Memory Lane: March 7, 1983


From the March 7, 1983 edition of The Wayne Herald

Foreign Exchange students enjoy U.S.

"I came to the United States because it's a big experience for me and it's nice to see what it is like here," says 17-year-old Heikki Osmonen of Finland.

"I am interested in a lot of different countries and their cultures, and America is a very popular country," smiles Tomoko Ozakaki , a 17-year-old student from Japan.

Both teenagers are studying this year at Allen High School through a program entitled Youth for Understanding, one if the largest teenage exchange programs with headquarters in Washington D.C.

Heikki's home is in Rauma, located on the west coast of Finland. Tomoko's home in Tsukaba Japan, is about an hour's drive north of Tokyo.

"Here, in Allen, we know everybody," smiles Tomoko, her dark eyes gleaming.

"Sometimes I miss the big city, but I like it here too very much," adds Heikki.

"I miss my friends the most and my dog," he smiles.

"I am not very homesick, but in Japan I go to the sea and wind surf all the time. I miss that really bad," says Tomoko.

This year at Allen marks Tomoko's second stay in the United States. At the age of three she resided in Baton Rouge, La. for a year and a half, where her father was an instructor at Louisiana State University through an exchange program for instructors.

"But I don't remember it," she laughs.

Today Tomoko's father teaches physics at the University of Tsukuba, a college of about 10,000 students. Her mother teachers violin. "I used to play but I hate it," Tamoko smiles. Her brother, 10-year-old, Yoichi is a fourth-grader in Japan.

Heikki has one brother, Anitti, 20, who attends business school in Finland and a sister, 12-year-old Anu.

His father who designs kitchens, is the owner of a factory that produces kitchen cabinets. He also owns a business that sells cabinets, along with other kitchen furnishings.

Heikki's mother, Safu, works as a hairdresser.

When Heikki returns to Finland he will complete his final two years of gymnasium school.

It's not a school that teaches gymnastics," he smiles. "It's like your high school, but its optional," he adds.

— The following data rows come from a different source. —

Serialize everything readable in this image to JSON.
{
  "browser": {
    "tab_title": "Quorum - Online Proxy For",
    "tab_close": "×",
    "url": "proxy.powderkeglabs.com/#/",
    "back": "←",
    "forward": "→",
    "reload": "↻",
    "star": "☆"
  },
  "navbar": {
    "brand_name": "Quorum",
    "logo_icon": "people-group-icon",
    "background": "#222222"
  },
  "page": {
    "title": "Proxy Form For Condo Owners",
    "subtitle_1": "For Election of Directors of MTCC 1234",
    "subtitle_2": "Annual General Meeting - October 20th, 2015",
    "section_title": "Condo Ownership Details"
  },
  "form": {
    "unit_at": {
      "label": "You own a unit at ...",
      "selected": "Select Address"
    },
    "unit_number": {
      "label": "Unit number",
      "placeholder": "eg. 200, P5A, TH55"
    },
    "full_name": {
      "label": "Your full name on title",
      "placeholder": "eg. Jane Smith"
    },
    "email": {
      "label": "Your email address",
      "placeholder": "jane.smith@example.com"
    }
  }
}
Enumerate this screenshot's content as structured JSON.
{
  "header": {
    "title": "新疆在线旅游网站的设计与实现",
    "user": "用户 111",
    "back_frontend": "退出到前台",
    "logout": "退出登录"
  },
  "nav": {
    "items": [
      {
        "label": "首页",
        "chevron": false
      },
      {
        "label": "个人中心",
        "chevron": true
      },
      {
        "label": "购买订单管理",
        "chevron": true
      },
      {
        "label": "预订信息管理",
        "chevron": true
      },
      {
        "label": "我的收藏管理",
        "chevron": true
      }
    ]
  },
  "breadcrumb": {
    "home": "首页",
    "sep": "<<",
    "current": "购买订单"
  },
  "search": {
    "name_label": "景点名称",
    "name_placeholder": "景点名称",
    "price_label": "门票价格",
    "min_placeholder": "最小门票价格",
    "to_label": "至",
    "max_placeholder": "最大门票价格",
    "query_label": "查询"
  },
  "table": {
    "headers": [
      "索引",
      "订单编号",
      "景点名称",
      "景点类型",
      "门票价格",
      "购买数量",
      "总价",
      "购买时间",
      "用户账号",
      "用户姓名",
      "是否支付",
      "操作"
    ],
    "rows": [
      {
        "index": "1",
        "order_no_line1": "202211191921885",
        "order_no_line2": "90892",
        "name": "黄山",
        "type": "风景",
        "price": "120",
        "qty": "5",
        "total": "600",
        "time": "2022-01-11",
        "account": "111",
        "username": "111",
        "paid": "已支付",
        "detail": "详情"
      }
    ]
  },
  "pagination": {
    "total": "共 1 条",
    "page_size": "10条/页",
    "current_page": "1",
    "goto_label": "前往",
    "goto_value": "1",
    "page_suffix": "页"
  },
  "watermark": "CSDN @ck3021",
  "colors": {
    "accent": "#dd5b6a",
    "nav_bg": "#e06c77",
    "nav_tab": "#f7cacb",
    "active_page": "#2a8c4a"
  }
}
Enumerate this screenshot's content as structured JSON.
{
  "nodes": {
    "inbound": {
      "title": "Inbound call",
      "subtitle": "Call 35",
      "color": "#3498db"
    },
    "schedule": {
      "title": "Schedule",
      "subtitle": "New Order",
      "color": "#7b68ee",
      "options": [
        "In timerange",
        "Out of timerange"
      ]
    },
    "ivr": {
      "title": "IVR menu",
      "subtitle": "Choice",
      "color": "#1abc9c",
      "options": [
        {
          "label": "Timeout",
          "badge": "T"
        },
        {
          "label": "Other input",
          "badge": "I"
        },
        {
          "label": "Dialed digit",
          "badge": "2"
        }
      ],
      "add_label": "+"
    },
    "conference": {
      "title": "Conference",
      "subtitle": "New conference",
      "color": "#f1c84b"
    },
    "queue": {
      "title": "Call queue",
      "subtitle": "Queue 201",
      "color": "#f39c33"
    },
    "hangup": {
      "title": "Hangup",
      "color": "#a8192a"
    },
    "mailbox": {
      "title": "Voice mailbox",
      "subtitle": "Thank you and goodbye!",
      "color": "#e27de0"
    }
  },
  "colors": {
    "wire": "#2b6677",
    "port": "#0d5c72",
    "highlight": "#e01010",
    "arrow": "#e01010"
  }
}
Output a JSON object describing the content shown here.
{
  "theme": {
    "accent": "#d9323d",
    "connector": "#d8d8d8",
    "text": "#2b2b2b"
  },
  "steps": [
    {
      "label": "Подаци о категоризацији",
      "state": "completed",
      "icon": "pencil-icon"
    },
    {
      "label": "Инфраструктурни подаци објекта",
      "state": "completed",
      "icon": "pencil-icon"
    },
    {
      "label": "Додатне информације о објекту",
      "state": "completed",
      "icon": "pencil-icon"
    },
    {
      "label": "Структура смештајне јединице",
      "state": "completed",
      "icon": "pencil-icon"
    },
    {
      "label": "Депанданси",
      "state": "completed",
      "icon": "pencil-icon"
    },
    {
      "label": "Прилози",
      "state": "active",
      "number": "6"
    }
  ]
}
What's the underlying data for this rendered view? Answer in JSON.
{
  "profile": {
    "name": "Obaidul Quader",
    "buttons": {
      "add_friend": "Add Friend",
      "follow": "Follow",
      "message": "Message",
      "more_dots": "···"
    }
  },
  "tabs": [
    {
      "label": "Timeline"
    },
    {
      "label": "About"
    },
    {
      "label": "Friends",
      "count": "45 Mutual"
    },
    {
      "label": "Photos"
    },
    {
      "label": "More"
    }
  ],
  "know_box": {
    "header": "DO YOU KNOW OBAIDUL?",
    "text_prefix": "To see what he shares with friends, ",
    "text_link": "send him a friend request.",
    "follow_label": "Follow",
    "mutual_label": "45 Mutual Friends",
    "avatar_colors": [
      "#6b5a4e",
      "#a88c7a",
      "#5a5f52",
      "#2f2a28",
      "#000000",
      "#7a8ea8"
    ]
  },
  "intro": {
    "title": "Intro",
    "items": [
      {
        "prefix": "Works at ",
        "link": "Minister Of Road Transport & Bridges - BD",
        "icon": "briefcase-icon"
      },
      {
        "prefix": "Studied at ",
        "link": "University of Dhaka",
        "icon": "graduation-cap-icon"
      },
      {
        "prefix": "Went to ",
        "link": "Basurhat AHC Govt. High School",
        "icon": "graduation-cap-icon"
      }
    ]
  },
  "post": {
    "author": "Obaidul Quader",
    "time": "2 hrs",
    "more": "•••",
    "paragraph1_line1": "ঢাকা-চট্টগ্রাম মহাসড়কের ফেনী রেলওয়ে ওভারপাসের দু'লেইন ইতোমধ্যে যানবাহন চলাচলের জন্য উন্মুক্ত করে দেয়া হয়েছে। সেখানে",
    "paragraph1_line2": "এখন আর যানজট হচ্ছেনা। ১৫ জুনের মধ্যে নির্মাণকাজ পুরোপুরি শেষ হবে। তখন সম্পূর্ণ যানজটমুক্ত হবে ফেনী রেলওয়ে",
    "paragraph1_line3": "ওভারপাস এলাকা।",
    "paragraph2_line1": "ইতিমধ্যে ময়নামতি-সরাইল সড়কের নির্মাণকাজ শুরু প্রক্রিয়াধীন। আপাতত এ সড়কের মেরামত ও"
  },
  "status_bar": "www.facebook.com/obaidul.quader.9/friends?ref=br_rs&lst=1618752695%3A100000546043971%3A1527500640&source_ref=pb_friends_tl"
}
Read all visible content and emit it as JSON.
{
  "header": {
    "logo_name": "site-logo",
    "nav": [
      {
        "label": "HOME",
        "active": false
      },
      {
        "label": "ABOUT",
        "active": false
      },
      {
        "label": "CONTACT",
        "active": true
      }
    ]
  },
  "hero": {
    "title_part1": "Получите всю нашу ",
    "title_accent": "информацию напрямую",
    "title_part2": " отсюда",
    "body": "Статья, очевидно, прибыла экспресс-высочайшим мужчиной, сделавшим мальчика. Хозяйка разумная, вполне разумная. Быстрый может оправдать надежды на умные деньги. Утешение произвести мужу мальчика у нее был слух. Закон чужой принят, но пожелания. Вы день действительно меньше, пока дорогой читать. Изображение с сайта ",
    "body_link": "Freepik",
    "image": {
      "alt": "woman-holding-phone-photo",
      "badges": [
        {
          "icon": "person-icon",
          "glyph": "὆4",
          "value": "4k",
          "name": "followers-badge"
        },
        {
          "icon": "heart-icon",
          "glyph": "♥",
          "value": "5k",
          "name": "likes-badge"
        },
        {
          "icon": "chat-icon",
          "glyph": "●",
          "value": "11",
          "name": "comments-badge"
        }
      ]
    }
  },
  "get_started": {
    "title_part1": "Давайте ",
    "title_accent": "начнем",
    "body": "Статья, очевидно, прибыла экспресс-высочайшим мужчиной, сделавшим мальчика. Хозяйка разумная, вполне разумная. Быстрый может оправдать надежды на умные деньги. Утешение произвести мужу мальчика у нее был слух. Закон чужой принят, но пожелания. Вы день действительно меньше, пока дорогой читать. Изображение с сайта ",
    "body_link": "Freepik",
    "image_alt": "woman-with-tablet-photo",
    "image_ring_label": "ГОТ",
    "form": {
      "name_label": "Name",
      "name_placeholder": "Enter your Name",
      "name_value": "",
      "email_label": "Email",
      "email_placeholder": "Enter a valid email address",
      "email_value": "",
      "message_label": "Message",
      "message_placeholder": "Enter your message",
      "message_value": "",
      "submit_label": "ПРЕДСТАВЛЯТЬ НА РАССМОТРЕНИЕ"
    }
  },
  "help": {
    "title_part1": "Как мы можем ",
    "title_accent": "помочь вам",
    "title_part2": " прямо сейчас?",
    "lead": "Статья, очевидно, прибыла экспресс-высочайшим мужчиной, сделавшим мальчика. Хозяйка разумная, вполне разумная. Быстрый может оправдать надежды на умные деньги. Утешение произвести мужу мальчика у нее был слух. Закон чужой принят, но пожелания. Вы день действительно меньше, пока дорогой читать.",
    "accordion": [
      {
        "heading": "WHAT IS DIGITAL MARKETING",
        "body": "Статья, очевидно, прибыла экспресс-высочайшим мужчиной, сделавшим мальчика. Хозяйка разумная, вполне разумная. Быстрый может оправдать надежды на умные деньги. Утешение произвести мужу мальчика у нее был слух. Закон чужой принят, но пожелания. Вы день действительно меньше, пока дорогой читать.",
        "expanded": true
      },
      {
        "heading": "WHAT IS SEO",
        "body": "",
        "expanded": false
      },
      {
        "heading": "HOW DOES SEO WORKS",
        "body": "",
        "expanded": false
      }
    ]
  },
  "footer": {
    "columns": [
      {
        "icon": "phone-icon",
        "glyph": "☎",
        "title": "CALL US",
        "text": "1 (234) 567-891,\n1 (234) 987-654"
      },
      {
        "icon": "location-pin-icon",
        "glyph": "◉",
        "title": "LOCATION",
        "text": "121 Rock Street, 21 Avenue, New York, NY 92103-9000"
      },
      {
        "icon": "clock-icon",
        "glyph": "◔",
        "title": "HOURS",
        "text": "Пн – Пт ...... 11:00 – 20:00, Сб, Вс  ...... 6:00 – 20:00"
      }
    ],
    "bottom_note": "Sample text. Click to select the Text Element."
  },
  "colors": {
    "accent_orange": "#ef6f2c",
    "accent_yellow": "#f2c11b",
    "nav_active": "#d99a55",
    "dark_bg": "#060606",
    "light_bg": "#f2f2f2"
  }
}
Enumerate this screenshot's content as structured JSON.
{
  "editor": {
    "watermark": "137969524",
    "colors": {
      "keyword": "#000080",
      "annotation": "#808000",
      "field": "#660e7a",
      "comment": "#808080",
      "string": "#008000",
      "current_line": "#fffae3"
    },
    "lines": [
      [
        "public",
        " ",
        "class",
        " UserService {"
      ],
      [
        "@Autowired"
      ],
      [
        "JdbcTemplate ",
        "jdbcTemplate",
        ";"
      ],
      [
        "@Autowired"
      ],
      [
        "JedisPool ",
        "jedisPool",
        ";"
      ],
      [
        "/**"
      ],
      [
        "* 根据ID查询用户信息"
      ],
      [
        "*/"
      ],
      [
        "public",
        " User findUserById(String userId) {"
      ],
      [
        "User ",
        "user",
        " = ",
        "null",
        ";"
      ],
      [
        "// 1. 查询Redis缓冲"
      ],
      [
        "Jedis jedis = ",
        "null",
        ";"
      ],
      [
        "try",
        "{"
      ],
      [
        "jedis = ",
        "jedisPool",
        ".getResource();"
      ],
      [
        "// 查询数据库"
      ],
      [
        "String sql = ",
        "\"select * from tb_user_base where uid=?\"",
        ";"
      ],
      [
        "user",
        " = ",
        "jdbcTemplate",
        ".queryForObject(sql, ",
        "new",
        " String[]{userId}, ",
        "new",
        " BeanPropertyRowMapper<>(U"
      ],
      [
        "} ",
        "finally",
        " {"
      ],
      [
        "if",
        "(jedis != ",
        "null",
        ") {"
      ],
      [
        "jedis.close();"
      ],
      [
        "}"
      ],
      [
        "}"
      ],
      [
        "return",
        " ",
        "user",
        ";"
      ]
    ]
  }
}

Heikki said Finnish youngsters start school at age seven and complete nine years of compulsory education.

From there, they can attend gymnasium school if their grades are good enough. "You have to be at least an average student to attend gymnasium," says Heikki.

Heikki said students who choose not to attend gymnasium can opt to attend a school similar to the vocational technical colleges in the United States. There they prepare for a job.

Heikki says Finnish schools are quite different than schools in the United States and much more difficult, "except for English of course."

The Finnish school year is divided into six periods. During each period, students study only certain subjects day after day. Finnish students in Finland have just two hours of sports each week with no competition.

After completing gymnasium school Heikki plans to attend college "maybe in the United States," to study to be a veterinary surgeon.

Recently, Heikki spent a day at the Wayne Veterinary clinic. "If I don't get to do that, then I would like to be an English teacher," he says.

Since attending school in the United States, Tomoko too has observed many differences from the school she attended in Japan.

"We have alot of rules." says Tomoko. "We must wear matching uniforms, shoes and bags, and we must bow to our teachers whenever we meet them."

Tomoko says the Japanese school year begins in April and is much longer, with only a one month vacation. After completing nine years of compulsory education, Japanese students must take an examination before entering high school. Then the students attend a level of school based on the scores they received on the examination.

Tomoko will have one and a half years of high school to complete when she returns home.I think I'm in a 'good' school," she laughs.